In the spirit of Logic’s campaign for peace, love, and positivity, this review is going to begin with the remarkably small amount of positives in Bobby Tarantino II. Firstly, “Indica Badu” deserves praise. For what is essentially a weed ballad, Logic delivers some of his smoothest flows and Wiz Khalifa comes through in rare form, making us nostalgic for the Rolling Papers days. Khalifa aside, Logic himself brings us back as well on “Warm It Up,” an aggressive set of trap bars that reminds us why we started listening to him in the first place: Young Sinatra. 2 Chainz, who is remarkably starting to define himself as a rapper, and Big Sean provide solid features and quips on the less than memorable “State of Emergency” and “Wassup”. They really became the best of the most mediocre on that pair of tracks.
Now, it’s time to be honest. There have been too many YouTube videos made comparing Logic to Quentin Tarantino. It is one thing when Quentin Tarantino borrows shots within the context of his own original art and it is another thing for Logic to make entire songs based on the sounds of other artists. “Midnight” and “Boomtrap Protocol” borrows far too liberally from the likes of Travis Scott and Swae Lee to make the case that they are merely ‘inspired.’ Logic is simply proving once again that he is committed to copying and only furthers the argument that he lacks a truly original style.
The moments on Bobby Tarantino II where Logic veers away from other artist’s styles are the moments that seem the most forgettable or bland. While “Contra” and “Wizard of Oz” catch the ear nicely during a listen-through, they simply aren’t strong enough to bring the listener back to the album. “Overnight” seems to capture some of this energy, but it, too, falls short of being a true banger or at least a catchy tune. The video game inspired production can only do so much in the way of drawing on our desire for “Super Mario World” from the original mixtape. In the end, this is the real problem for this mixtape: it just is not as good as its good-ish predecessor. “44 More” puts this point into a song. “44 Bars” will always find room in a playlist that 44 More just doesn’t have access to.
Before we conclude, let’s talk about “Everyday.” That song is everything that nobody asked for. The flashy production doesn’t make Logic’s horrendous vocals any better. It’s always okay to sing, but it’s always important to know how long you can sing. Logic does not really have three and a half minutes of singing in him. This song has single handedly made a mediocre tape a bad tape. It is that bad.

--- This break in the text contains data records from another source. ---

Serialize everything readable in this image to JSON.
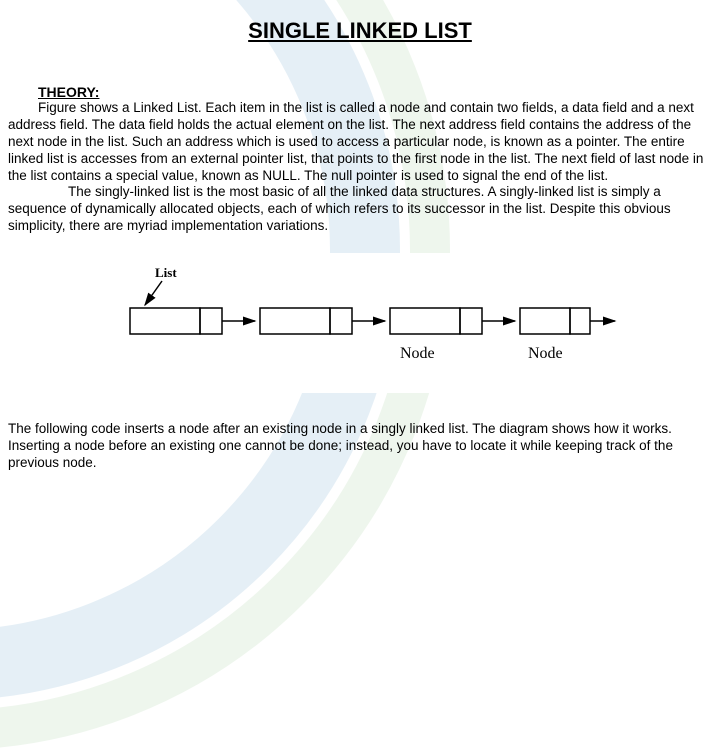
{
  "title": "SINGLE LINKED LIST",
  "theory_label": "THEORY:",
  "para1_first": "Figure shows a Linked List. Each item in the list is called a node and contain two fields, a data field and a next address field. The data field holds the actual element on the list. The next address field contains the address of the next node in the list. Such an address which is used to access a particular node, is known as a pointer. The entire linked list is accesses from an external pointer list, that points to the first node in the list. The next field of last node in the list contains a special value, known as NULL. The null pointer is used to signal the end of the list.",
  "para2": "The singly-linked list is the most basic of all the linked data structures. A singly-linked list is simply a sequence of dynamically allocated objects, each of which refers to its successor in the list. Despite this obvious simplicity, there are myriad implementation variations.",
  "diagram": {
    "list_label": "List",
    "node_label_1": "Node",
    "node_label_2": "Node"
  },
  "para3": "The following code inserts a node after an existing node in a singly linked list. The diagram shows how it works. Inserting a node before an existing one cannot be done; instead, you have to locate it while keeping track of the previous node."
}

The problem has always been an inner desire to like Logic for he who is and being unable to like the work he produces. In reference to the intro, I wonder if mixtape or album Logic has a place in my spaceship. With the release of Bobby Tarantino II, that answer seems to be a harder and harder ‘no.’